[EXERCISE] From the following material, work out how many lines include the string "accent"; respond with the number only.
Start of DATA PROVIDED
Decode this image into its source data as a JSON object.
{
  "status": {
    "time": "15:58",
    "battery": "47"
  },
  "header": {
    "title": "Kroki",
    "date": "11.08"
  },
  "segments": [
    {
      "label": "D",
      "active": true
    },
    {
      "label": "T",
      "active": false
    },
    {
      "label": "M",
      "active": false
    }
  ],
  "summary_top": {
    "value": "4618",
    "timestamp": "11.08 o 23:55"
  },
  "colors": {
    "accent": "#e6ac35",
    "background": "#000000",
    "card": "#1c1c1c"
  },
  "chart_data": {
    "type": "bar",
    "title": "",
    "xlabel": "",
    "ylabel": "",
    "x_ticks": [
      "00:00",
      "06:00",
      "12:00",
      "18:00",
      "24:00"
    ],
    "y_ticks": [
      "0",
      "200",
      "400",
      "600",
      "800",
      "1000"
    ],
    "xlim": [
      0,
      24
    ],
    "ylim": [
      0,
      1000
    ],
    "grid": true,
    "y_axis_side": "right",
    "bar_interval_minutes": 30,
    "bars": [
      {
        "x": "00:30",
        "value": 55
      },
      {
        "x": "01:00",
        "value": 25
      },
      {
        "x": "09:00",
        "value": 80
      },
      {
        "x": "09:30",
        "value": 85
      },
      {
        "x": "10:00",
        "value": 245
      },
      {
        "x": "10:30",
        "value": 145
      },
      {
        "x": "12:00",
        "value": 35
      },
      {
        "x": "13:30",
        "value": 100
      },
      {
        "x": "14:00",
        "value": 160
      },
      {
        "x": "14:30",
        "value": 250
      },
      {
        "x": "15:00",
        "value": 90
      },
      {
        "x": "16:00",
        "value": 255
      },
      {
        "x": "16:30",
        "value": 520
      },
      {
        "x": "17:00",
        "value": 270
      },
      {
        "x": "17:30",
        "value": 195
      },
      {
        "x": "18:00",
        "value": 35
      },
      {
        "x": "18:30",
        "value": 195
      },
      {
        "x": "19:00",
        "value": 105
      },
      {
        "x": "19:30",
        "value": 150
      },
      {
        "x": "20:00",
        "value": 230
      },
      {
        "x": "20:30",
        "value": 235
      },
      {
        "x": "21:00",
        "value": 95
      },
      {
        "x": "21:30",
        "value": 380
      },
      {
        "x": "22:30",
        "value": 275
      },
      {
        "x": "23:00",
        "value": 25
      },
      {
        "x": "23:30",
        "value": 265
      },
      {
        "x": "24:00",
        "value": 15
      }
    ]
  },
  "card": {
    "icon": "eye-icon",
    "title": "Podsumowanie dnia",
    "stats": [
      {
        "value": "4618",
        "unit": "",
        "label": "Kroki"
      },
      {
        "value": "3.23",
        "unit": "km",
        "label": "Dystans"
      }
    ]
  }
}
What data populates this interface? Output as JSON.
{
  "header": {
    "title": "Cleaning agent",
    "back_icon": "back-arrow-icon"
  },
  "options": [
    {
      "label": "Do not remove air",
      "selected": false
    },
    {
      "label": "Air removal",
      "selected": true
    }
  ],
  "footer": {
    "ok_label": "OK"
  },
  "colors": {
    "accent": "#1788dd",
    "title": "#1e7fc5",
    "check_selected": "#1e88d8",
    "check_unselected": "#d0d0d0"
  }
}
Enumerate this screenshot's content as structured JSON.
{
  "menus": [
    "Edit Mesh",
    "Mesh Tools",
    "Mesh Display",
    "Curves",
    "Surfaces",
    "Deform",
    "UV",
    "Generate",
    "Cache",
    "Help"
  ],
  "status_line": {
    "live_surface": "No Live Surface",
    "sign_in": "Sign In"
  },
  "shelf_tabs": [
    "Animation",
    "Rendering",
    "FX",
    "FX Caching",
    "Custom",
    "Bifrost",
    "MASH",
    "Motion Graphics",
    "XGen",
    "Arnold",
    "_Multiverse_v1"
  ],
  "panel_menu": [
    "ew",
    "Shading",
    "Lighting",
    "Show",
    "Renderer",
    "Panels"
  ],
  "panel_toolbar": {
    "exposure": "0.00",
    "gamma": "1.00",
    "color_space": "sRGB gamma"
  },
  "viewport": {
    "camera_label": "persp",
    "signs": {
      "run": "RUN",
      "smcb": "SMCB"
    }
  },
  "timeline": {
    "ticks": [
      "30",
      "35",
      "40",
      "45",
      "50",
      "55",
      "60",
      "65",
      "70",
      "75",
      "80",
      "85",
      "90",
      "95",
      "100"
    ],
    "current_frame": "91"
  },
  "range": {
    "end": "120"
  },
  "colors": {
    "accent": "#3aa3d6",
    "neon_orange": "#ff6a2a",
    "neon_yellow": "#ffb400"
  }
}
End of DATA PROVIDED
[REPLY TO THE TASK] 3